Ethics for Reviewing Papers
1. Protect Ideas
As a reviewer for ICCV, you have the responsibility to protect the confidentiality of the ideas represented in the papers you review. ICCV submissions are not published documents. The work is considered new or proprietary by the authors; otherwise they would not have submitted it. Of course, their intent is to ultimately publish to the world, but most of the submitted papers will not appear in the ICCV proceedings. Thus, it is likely that the paper you have in your hands will be refined further and submitted to some other journal or conference, or even to CVPR next year. Sometimes the work is still considered confidential by the author's employers. These organizations do not consider sending a paper to ICCV for review to constitute a public disclosure. Protection of the ideas in the papers you receive means:
As a reviewer of a ICCV paper, you have a certain power over the reviewing process. It is important for you to avoid any conflict of interest. Even though you would, of course, act impartially on any paper, there should be absolutely no question about the impartiality of review. Thus, if you are assigned a paper where your review would create a possible conflict of interest, you should return the paper and not submit a review. Conflicts of interest include (but are not limited to) situations in which:
3. Be Professional
Belittling or sarcastic comments have no place in the reviewing process. The most valuable comments in a review are those that help the authors understand the shortcomings of their work and how they might improve it. Write a courteous, informative, incisive, and helpful review that you would be proud to add your name to (were it not anonymous).

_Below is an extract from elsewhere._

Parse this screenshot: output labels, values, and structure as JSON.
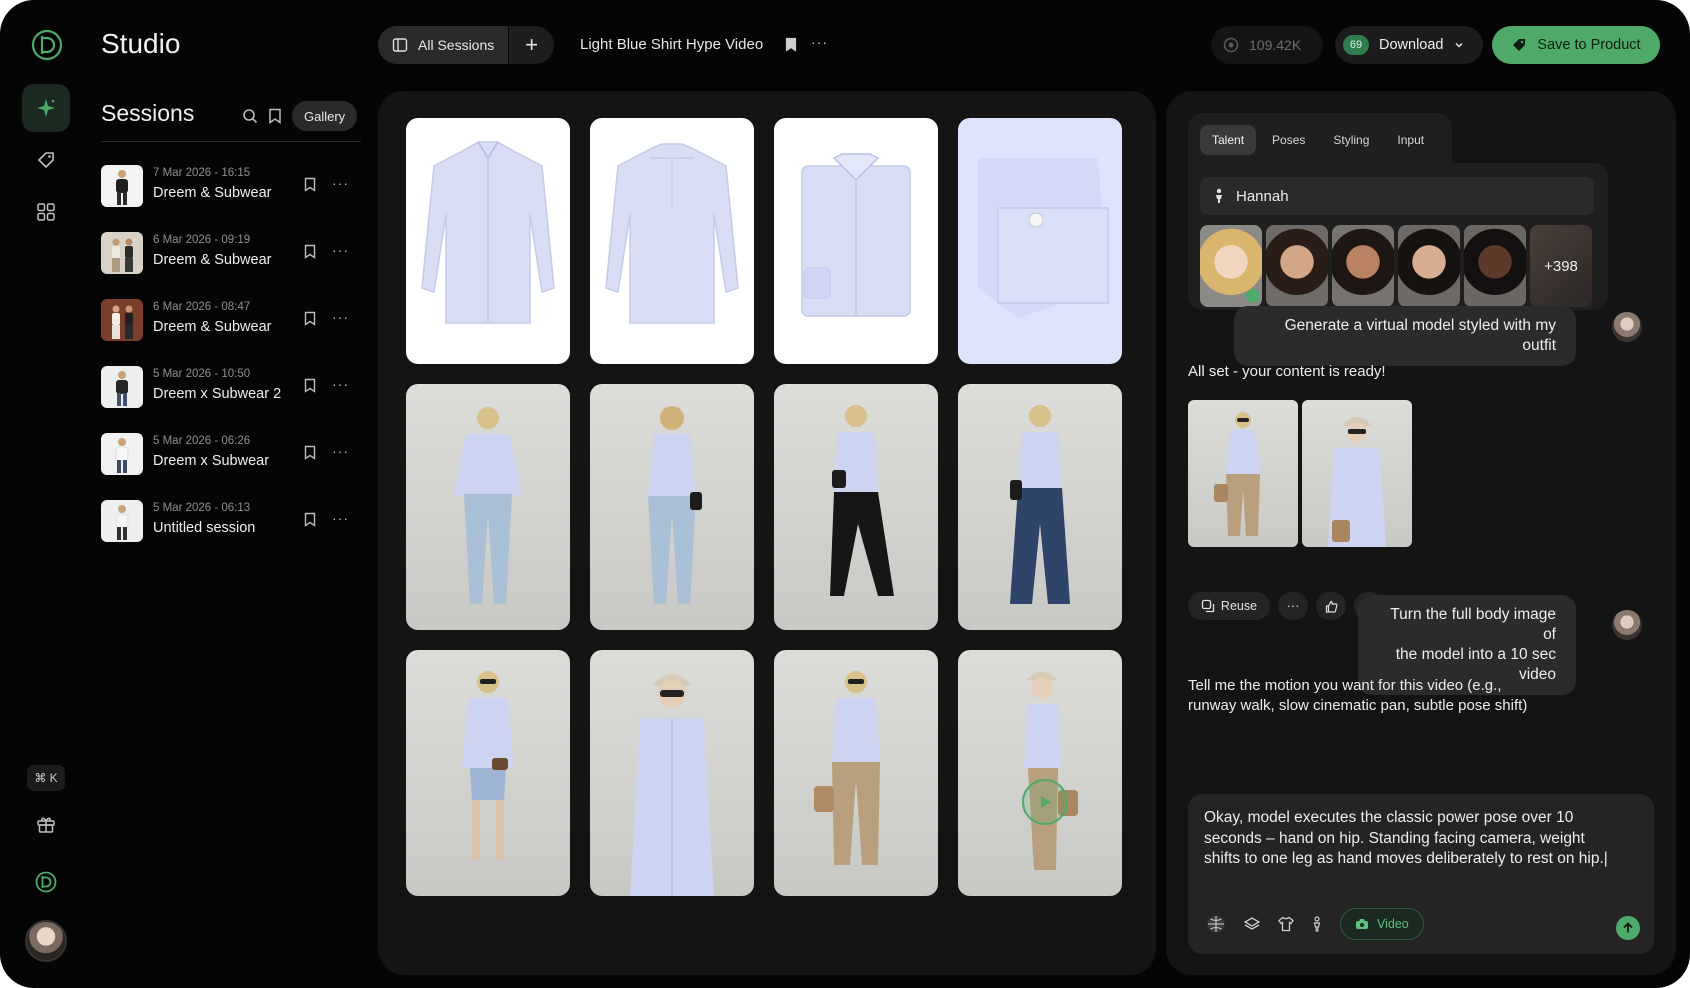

Based on Specific Documents Created for SIGGRAPH by Greg Turk (used here with permission). UPDATED and Modified by Irfan Essa. A few other sources of reviewer guidelines from ACM and IEEE were also considered.